▶ **Instructions for the task**: Report each line of the records below that uses the word "color".

▶ **Listed records**:
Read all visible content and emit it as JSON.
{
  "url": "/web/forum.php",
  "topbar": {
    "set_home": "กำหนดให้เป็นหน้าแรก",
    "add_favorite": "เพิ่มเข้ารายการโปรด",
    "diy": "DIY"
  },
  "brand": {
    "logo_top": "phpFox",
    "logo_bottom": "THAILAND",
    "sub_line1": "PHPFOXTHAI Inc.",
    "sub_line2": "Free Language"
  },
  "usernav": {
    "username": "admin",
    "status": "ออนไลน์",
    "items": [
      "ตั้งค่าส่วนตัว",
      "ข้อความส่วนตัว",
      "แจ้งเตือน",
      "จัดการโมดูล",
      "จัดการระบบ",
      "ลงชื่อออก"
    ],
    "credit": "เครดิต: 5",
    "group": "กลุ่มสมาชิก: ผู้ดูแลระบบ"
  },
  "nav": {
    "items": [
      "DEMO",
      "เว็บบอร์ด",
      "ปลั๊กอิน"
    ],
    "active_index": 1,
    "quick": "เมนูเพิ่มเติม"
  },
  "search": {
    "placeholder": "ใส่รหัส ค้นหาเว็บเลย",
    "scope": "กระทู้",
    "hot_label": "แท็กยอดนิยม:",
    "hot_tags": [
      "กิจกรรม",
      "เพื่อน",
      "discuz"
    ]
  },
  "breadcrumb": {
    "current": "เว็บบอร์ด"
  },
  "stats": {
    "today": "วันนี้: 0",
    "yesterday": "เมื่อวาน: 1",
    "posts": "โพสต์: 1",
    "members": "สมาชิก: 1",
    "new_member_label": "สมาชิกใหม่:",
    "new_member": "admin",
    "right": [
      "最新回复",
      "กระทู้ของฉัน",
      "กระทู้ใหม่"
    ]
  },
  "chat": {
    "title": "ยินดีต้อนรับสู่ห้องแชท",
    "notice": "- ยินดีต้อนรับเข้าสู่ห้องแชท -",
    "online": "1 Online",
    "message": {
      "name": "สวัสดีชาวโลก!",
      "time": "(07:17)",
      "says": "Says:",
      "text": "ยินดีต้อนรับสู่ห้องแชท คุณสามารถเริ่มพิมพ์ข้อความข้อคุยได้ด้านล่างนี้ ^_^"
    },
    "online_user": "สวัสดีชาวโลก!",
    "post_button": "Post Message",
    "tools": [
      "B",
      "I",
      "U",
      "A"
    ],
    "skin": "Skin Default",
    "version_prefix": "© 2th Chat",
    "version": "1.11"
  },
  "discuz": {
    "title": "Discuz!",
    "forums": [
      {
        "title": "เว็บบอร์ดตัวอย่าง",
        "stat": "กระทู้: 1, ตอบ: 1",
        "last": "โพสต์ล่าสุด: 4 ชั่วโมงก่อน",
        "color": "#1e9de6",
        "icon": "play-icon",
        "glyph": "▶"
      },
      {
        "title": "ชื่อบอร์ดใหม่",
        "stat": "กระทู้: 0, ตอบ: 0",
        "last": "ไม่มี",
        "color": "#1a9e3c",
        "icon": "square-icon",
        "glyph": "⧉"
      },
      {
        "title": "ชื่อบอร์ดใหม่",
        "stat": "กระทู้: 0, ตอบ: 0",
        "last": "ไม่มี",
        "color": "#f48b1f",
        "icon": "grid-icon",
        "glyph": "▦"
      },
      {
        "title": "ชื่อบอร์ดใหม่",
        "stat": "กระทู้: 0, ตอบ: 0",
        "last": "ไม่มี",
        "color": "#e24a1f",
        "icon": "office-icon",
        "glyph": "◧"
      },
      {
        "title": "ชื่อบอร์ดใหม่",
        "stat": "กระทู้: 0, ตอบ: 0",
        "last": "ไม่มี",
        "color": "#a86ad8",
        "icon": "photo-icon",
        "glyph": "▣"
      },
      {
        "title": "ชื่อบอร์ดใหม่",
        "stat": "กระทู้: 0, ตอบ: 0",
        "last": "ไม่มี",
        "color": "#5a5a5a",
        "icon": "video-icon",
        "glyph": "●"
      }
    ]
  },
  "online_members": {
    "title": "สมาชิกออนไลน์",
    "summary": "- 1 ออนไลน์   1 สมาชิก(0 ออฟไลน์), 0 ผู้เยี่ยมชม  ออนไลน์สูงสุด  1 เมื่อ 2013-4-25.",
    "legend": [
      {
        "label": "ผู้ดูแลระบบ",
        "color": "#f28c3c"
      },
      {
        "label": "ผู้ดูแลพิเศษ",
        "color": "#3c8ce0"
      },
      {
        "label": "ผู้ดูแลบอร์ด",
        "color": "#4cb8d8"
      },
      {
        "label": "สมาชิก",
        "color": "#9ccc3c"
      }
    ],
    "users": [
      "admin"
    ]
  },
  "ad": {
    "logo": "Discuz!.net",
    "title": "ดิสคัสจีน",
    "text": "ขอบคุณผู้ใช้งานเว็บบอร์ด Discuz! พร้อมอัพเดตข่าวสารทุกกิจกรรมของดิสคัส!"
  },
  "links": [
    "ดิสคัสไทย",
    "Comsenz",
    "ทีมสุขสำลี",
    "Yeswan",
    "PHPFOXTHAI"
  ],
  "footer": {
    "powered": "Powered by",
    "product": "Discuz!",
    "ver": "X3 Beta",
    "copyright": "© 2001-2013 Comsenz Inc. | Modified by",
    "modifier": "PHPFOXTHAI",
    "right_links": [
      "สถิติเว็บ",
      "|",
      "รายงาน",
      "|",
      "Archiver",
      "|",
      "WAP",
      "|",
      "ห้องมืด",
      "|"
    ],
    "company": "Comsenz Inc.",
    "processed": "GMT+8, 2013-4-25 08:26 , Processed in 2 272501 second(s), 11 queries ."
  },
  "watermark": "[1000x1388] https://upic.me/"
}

▶ **Answer below**:
        "color": "#1e9de6",
        "color": "#1a9e3c",
        "color": "#f48b1f",
        "color": "#e24a1f",
        "color": "#a86ad8",
        "color": "#5a5a5a",
        "color": "#f28c3c"
        "color": "#3c8ce0"
        "color": "#4cb8d8"
        "color": "#9ccc3c"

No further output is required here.